The challenge is building an effective solution that will easily maximize …[Read more]
Well its about time I posted this:) This is part 1 of 3 in my Ramsan series.
For those who have paid attention to my blog, know I love talking IO! I also love performance. Absolutely love it. Love disk, disk capactiy, io performance, solid state.. So as I march towards my UC session on MySQL Performance on Solid State Disk my goal is to try and test as many high end solid state disk systems as possible. All the vendors have been great, giving me access to some really expensive and impressive toys. I finished up testing Texas Memory System’s flash appliance the RamSAN 500 this week and wanted to post some numbers and some thoughts. TMS makes RamSAN appliances that merge disk and RAM into a really fast SANS. First I go a ways back with TMS, I deployed and Oracle Rac installation on one of their …[Read more]
Seeing my recent love affair with solid state drives I thought I would test drive one of the latest greatest drives out their the 80GB intel x-25m80GB. Like a child on Christmas morning, I felt true excitement as the generic UPS envelop arrived on my porch today.
While it did not show up until late in the day, I can’t just let it sit their without starting to test it can I?
Benchmarks are running as I write this and I will provide the full breakdown of the drives performance as I finish up the tests.
But to wet your appetite, check this out:
50-50 read/write sysbench test: 1899 IO requests per second!!! Thats huge!!!
Thats compare to the 284 IOPS I got on the memoright GT, a performance improvement of 6.6x, with a higher capacity 80GB -vs- 32GB, and a Lower cost $773 -vs- $680… outstanding!!!
Here are the first unverified sysbench test runs:
Pimp My Drive by Richard and Barb

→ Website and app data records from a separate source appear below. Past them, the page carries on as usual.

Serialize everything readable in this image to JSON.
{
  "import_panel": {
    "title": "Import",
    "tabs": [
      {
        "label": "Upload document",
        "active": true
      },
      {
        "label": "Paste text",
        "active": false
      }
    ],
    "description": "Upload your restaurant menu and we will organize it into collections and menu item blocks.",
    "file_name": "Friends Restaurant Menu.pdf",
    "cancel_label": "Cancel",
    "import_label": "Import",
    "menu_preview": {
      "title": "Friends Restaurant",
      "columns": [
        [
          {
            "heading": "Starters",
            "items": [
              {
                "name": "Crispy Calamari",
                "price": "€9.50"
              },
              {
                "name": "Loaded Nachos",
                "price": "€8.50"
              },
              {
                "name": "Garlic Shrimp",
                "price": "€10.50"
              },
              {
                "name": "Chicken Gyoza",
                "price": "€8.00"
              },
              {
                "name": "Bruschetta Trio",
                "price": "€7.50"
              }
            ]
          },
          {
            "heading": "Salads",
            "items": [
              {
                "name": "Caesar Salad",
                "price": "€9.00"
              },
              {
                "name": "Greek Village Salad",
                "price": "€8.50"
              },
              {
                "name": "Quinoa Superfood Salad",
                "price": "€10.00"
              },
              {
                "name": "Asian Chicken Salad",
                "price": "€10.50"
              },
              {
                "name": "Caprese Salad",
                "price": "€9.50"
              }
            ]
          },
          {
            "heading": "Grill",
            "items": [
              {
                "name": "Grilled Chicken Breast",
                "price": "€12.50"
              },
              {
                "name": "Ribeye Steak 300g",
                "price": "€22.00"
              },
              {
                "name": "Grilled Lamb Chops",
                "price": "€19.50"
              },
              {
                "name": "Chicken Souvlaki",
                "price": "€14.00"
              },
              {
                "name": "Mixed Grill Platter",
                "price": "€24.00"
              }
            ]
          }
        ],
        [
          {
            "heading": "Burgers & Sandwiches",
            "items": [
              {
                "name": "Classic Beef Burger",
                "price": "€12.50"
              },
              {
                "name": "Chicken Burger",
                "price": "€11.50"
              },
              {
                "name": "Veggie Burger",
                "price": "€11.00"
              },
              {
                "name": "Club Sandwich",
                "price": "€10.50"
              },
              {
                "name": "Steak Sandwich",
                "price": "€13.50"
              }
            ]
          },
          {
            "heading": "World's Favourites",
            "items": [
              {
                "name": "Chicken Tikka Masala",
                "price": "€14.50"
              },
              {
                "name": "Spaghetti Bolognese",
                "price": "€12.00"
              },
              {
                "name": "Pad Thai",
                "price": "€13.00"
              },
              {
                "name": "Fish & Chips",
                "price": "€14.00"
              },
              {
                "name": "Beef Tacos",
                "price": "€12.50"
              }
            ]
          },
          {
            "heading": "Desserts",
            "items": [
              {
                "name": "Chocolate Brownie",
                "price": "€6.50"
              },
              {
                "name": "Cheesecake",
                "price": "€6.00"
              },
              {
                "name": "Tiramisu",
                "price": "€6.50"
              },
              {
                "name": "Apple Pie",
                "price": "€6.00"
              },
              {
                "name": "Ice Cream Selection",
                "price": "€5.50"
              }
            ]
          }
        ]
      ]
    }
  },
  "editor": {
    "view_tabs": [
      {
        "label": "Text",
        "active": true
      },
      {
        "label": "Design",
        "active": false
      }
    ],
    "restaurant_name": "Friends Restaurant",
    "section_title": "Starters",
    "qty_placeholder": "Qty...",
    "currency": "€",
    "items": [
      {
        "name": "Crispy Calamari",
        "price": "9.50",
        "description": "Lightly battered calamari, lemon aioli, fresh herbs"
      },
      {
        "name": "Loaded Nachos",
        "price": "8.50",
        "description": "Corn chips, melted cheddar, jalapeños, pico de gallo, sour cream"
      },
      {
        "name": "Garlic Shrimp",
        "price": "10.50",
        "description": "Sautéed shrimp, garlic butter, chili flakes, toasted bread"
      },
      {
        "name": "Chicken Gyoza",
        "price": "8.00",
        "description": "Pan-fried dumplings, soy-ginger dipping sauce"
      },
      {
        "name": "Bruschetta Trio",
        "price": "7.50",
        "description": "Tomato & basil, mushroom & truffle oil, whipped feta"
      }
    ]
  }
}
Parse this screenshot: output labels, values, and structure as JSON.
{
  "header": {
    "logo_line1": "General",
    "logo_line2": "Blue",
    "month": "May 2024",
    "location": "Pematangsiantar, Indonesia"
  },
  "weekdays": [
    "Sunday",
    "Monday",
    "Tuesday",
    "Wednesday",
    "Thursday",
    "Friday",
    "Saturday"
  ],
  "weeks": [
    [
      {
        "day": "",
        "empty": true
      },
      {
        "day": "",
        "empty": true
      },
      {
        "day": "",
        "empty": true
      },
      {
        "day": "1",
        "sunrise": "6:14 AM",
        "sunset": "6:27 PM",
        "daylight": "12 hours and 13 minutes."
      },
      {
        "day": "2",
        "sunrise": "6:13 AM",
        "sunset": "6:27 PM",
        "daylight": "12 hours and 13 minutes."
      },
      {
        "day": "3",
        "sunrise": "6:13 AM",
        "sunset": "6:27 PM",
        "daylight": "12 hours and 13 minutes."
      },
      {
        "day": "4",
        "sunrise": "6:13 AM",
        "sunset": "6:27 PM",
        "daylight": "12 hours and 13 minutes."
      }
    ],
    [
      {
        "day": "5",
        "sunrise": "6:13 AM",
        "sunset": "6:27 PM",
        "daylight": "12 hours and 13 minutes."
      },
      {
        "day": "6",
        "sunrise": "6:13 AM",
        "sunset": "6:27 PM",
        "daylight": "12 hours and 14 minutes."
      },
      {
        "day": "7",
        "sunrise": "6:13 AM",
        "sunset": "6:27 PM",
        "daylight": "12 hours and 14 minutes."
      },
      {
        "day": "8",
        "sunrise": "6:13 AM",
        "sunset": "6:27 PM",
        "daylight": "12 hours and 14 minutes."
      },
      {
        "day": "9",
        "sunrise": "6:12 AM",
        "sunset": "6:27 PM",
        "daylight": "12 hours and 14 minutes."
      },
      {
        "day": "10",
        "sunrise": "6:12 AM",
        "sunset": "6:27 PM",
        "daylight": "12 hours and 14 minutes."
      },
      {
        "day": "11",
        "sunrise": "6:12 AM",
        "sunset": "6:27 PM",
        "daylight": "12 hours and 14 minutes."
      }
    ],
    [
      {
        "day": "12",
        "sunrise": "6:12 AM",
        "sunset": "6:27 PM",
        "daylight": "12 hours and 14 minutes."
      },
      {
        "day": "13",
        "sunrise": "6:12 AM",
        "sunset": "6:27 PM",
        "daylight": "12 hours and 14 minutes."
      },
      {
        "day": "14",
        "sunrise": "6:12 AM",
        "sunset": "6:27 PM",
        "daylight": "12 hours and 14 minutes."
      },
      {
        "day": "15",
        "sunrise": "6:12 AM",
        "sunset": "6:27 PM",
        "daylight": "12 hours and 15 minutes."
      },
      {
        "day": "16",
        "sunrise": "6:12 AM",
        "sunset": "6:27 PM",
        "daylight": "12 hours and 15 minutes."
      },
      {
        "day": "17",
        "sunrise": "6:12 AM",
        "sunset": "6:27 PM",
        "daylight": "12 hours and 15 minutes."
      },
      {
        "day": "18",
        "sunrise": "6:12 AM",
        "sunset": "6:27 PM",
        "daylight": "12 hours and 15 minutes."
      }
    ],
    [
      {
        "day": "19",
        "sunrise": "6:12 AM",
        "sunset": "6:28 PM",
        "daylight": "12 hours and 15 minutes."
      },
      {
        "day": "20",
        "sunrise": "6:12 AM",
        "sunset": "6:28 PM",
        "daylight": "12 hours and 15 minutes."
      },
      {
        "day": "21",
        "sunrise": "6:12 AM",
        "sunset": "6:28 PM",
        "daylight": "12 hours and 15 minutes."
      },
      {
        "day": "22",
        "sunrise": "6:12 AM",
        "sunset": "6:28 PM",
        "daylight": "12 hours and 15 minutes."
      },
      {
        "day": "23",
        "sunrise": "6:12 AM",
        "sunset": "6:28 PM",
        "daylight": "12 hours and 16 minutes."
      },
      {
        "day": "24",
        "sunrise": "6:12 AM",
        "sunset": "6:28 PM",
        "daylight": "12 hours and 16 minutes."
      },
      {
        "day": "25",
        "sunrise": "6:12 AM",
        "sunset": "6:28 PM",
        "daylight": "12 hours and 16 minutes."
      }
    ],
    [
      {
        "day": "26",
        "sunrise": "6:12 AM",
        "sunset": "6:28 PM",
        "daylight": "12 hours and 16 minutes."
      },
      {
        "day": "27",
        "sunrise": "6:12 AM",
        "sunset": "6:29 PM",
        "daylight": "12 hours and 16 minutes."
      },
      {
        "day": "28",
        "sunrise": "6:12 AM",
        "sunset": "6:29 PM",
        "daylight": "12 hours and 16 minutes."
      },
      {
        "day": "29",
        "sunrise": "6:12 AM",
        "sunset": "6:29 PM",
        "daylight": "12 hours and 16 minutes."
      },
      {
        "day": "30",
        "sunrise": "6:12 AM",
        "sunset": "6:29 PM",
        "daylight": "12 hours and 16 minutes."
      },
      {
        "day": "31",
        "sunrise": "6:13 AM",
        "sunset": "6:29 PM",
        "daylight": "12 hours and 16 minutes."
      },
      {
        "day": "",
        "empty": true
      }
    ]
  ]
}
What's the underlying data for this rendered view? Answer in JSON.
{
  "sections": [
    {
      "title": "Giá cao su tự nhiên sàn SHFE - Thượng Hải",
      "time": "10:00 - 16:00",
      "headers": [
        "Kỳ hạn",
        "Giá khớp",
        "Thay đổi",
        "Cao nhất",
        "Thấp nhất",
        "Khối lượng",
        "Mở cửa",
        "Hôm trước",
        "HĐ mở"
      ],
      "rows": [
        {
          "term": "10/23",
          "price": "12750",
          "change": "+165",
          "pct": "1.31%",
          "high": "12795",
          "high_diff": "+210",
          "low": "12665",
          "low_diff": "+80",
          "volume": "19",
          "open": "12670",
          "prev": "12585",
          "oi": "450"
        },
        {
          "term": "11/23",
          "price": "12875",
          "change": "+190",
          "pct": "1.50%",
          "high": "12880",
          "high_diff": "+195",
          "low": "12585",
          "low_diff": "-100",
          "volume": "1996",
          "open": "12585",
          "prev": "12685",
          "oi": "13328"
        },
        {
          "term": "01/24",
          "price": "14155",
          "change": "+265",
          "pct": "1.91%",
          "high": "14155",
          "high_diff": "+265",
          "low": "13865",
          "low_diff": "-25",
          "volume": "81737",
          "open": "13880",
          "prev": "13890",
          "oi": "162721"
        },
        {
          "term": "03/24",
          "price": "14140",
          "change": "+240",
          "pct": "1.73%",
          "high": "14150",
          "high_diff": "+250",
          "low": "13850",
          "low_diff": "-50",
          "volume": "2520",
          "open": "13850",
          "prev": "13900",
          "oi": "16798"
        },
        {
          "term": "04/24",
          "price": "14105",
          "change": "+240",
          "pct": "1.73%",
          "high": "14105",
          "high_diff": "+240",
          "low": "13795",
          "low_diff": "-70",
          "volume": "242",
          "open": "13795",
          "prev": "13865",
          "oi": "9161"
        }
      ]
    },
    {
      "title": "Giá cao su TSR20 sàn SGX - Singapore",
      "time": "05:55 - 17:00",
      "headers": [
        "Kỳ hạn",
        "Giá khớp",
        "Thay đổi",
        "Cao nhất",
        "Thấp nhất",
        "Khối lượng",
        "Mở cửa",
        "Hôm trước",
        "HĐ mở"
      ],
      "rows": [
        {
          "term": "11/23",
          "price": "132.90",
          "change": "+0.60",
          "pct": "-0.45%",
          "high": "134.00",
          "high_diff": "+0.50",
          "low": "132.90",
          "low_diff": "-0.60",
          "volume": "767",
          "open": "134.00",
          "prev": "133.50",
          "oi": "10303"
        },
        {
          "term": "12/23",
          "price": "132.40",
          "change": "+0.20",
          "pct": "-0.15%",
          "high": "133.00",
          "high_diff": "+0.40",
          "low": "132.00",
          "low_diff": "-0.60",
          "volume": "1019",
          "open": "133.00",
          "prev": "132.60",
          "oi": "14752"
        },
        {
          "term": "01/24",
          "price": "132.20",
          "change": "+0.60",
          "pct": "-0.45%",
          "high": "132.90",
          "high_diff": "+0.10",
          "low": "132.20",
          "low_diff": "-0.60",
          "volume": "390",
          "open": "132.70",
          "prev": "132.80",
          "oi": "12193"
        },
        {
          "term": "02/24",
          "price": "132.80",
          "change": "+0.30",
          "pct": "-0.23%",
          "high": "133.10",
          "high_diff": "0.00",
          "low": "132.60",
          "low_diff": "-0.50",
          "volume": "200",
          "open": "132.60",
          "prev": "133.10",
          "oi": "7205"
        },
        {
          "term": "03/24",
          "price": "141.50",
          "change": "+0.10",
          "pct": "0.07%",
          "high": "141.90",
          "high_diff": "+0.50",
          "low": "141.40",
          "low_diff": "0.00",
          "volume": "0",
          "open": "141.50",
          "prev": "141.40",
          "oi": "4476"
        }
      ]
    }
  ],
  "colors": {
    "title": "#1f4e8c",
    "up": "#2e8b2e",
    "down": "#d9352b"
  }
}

There’s remarkably little information online about using MySQL on ZFS, successfully or not, so I did what any enterprising geek would do: Built a box, threw some data on it, and tossed it into production to see if it would sink or swim.[Read more]
In a lot of environments.
Peter gives a nice overview why you don't always need to invest in big fat redundant hardware.
We've tackled the topic last year already ..
Now I often get weird looks when I dare to mention that Raid is obsolete ..people fail to hear the "in a lot of environments"
Obviously the catch is in the second part, you won't be doing this for your small shop around the corner with just one machine. You'll only be doing this in an environment where you can work with a redundant array of inexpensive disks. Not with a server that has to sit in a remote and isolated location.
Next to that there are situations where you will be using raid, but not for redundancy, but for disk throughput.